Copyright in Football: Is it Practicable?
A recent Freaknomics guest post commented on the practicability of copyright protection of football plays. In sum, the authors make the argument that because of the dynamism of football, and the barriers of entry for teams implementing innovative plays, copyright protection is impossible. While I agree with the arguments of the authors, one area that they do not discuss is the rationale behind copyright in the first place, to benefit from the protection in the form of making money.
Coaches at all levels of sports look to gain competitive advantage. One such way is to come up with innovative plays that the opposing coach cannot stop. If a coach were to copyright his plays, the protection secured would do little for the “author.” Presumably the reason the coach would look to copyright his plays is to protect them from other coaches using the plays, but another reason a coach would copyright his plays would be to gain financially from the licensing of these plays. Coaches may be willing to part with their innovations for a fee, but would they really want other coaches to know the exact routes of these plays? There seems to be little financial advantage to copyrighting football plays.

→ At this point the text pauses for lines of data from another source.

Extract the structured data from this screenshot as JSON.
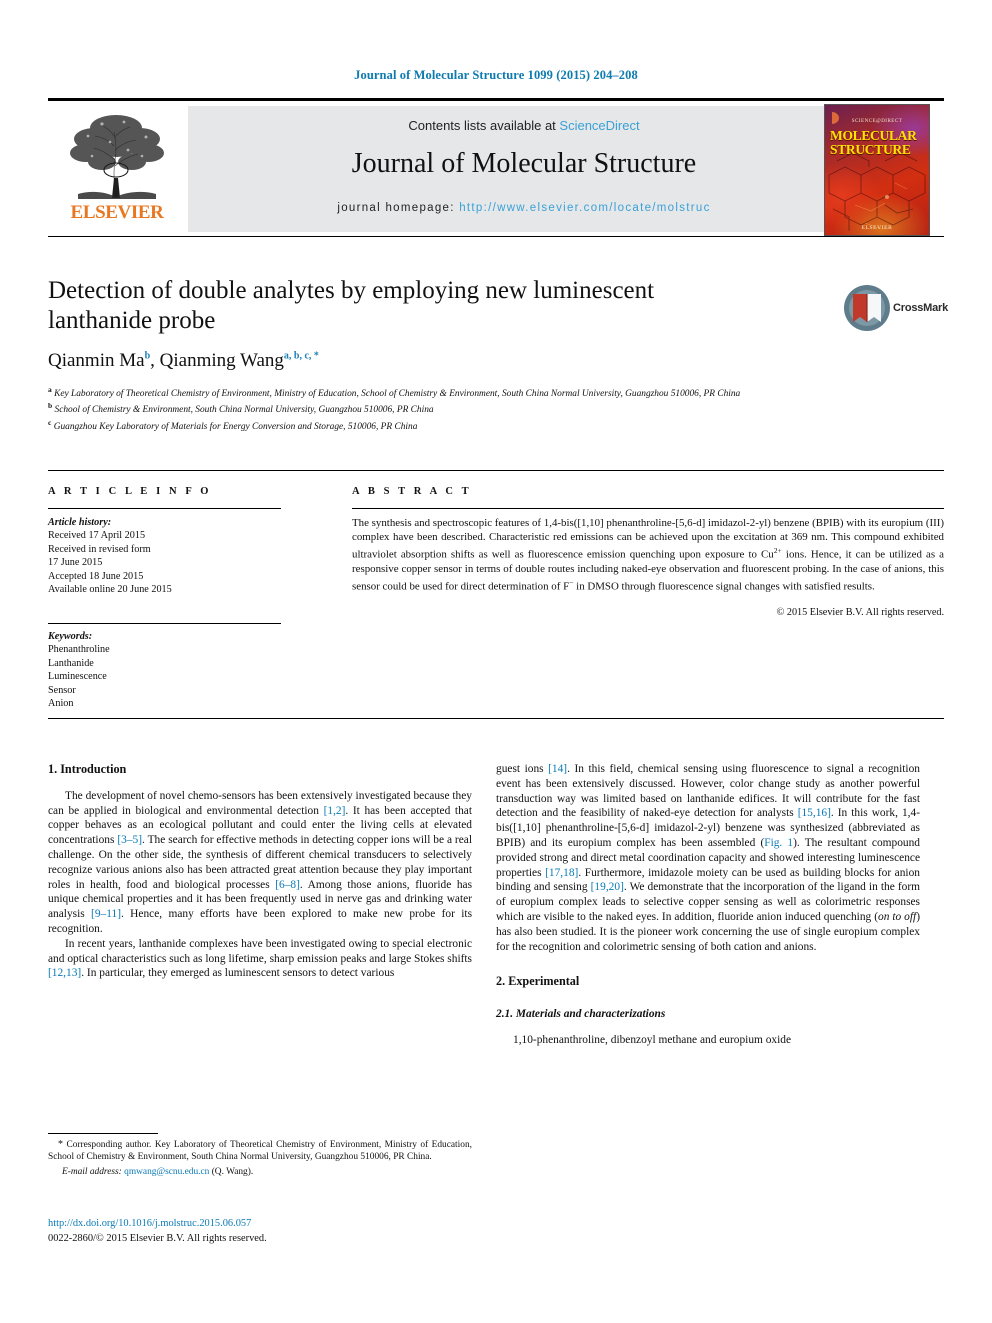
{
  "running_head": "Journal of Molecular Structure 1099 (2015) 204–208",
  "masthead": {
    "contents_prefix": "Contents lists available at ",
    "sciencedirect": "ScienceDirect",
    "journal_title": "Journal of Molecular Structure",
    "homepage_label": "journal homepage:",
    "homepage_url": "http://www.elsevier.com/locate/molstruc",
    "publisher_wordmark": "ELSEVIER",
    "cover": {
      "top_label": "SCIENCE@DIRECT",
      "title_line1": "MOLECULAR",
      "title_line2": "STRUCTURE",
      "publisher": "ELSEVIER"
    },
    "colors": {
      "link": "#3aa1d8",
      "elsevier_orange": "#e87722",
      "banner_gray": "#e6e7e8"
    }
  },
  "crossmark": {
    "label": "CrossMark"
  },
  "article": {
    "title": "Detection of double analytes by employing new luminescent lanthanide probe",
    "authors": [
      {
        "name": "Qianmin Ma",
        "marks": "b"
      },
      {
        "name": "Qianming Wang",
        "marks": "a, b, c, *"
      }
    ],
    "authors_plain": "Qianmin Ma b, Qianming Wang a, b, c, *",
    "affiliations": [
      {
        "mark": "a",
        "text": "Key Laboratory of Theoretical Chemistry of Environment, Ministry of Education, School of Chemistry & Environment, South China Normal University, Guangzhou 510006, PR China"
      },
      {
        "mark": "b",
        "text": "School of Chemistry & Environment, South China Normal University, Guangzhou 510006, PR China"
      },
      {
        "mark": "c",
        "text": "Guangzhou Key Laboratory of Materials for Energy Conversion and Storage, 510006, PR China"
      }
    ]
  },
  "article_info": {
    "heading": "A R T I C L E  I N F O",
    "history_label": "Article history:",
    "history": [
      "Received 17 April 2015",
      "Received in revised form",
      "17 June 2015",
      "Accepted 18 June 2015",
      "Available online 20 June 2015"
    ],
    "keywords_label": "Keywords:",
    "keywords": [
      "Phenanthroline",
      "Lanthanide",
      "Luminescence",
      "Sensor",
      "Anion"
    ]
  },
  "abstract": {
    "heading": "A B S T R A C T",
    "text_part1": "The synthesis and spectroscopic features of 1,4-bis([1,10] phenanthroline-[5,6-d] imidazol-2-yl) benzene (BPIB) with its europium (III) complex have been described. Characteristic red emissions can be achieved upon the excitation at 369 nm. This compound exhibited ultraviolet absorption shifts as well as fluorescence emission quenching upon exposure to Cu",
    "sup1": "2+",
    "text_part2": " ions. Hence, it can be utilized as a responsive copper sensor in terms of double routes including naked-eye observation and fluorescent probing. In the case of anions, this sensor could be used for direct determination of F",
    "sup2": "−",
    "text_part3": " in DMSO through fluorescence signal changes with satisfied results.",
    "copyright": "© 2015 Elsevier B.V. All rights reserved."
  },
  "body": {
    "section1_title": "1. Introduction",
    "left_p1_a": "The development of novel chemo-sensors has been extensively investigated because they can be applied in biological and environmental detection ",
    "left_p1_c1": "[1,2]",
    "left_p1_b": ". It has been accepted that copper behaves as an ecological pollutant and could enter the living cells at elevated concentrations ",
    "left_p1_c2": "[3–5]",
    "left_p1_c": ". The search for effective methods in detecting copper ions will be a real challenge. On the other side, the synthesis of different chemical transducers to selectively recognize various anions also has been attracted great attention because they play important roles in health, food and biological processes ",
    "left_p1_c3": "[6–8]",
    "left_p1_d": ". Among those anions, fluoride has unique chemical properties and it has been frequently used in nerve gas and drinking water analysis ",
    "left_p1_c4": "[9–11]",
    "left_p1_e": ". Hence, many efforts have been explored to make new probe for its recognition.",
    "left_p2_a": "In recent years, lanthanide complexes have been investigated owing to special electronic and optical characteristics such as long lifetime, sharp emission peaks and large Stokes shifts ",
    "left_p2_c1": "[12,13]",
    "left_p2_b": ". In particular, they emerged as luminescent sensors to detect various",
    "right_p1_a": "guest ions ",
    "right_p1_c1": "[14]",
    "right_p1_b": ". In this field, chemical sensing using fluorescence to signal a recognition event has been extensively discussed. However, color change study as another powerful transduction way was limited based on lanthanide edifices. It will contribute for the fast detection and the feasibility of naked-eye detection for analysts ",
    "right_p1_c2": "[15,16]",
    "right_p1_c": ". In this work, 1,4-bis([1,10] phenanthroline-[5,6-d] imidazol-2-yl) benzene was synthesized (abbreviated as BPIB) and its europium complex has been assembled (",
    "right_p1_fig": "Fig. 1",
    "right_p1_d": "). The resultant compound provided strong and direct metal coordination capacity and showed interesting luminescence properties ",
    "right_p1_c3": "[17,18]",
    "right_p1_e": ". Furthermore, imidazole moiety can be used as building blocks for anion binding and sensing ",
    "right_p1_c4": "[19,20]",
    "right_p1_f": ". We demonstrate that the incorporation of the ligand in the form of europium complex leads to selective copper sensing as well as colorimetric responses which are visible to the naked eyes. In addition, fluoride anion induced quenching (",
    "right_p1_ital": "on to off",
    "right_p1_g": ") has also been studied. It is the pioneer work concerning the use of single europium complex for the recognition and colorimetric sensing of both cation and anions.",
    "section2_title": "2. Experimental",
    "subsection21_title": "2.1. Materials and characterizations",
    "right_p2": "1,10-phenanthroline, dibenzoyl methane and europium oxide"
  },
  "footer": {
    "corresponding_star": "*",
    "corresponding_text": " Corresponding author. Key Laboratory of Theoretical Chemistry of Environment, Ministry of Education, School of Chemistry & Environment, South China Normal University, Guangzhou 510006, PR China.",
    "email_label": "E-mail address:",
    "email": "qmwang@scnu.edu.cn",
    "email_owner": "(Q. Wang).",
    "doi": "http://dx.doi.org/10.1016/j.molstruc.2015.06.057",
    "issn": "0022-2860/© 2015 Elsevier B.V. All rights reserved."
  }
}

One area of law coaches could exploit would be trade secret law. Coaches could require their coordinators to sign confidentiality agreements requiring them to keep the offensive scheme secret. Like other trade secret subject matter, the play could be reversed engineered without penalty. But if the coach did hope to protect his innovations, it would at least allow a modicum of protection at least until the play is used in a game.
Certainly copyright law is not just simply based on money, but it’s a pretty big factor. As the authors point out, football coaches have the obligation to innovate in spite of copyright protection because if they don’t, they will lose their job for their inability to win games. Copyright law is not appropriate for all forms of creative expression, but sports play creation could potentially be a copyrightable expression. However, due to the competitive drive of coaches and sports teams, it seems highly unlikely that their drive to win and innovate regardless of protection will ever be less than any desire to gain financially from gaining protection of their plays.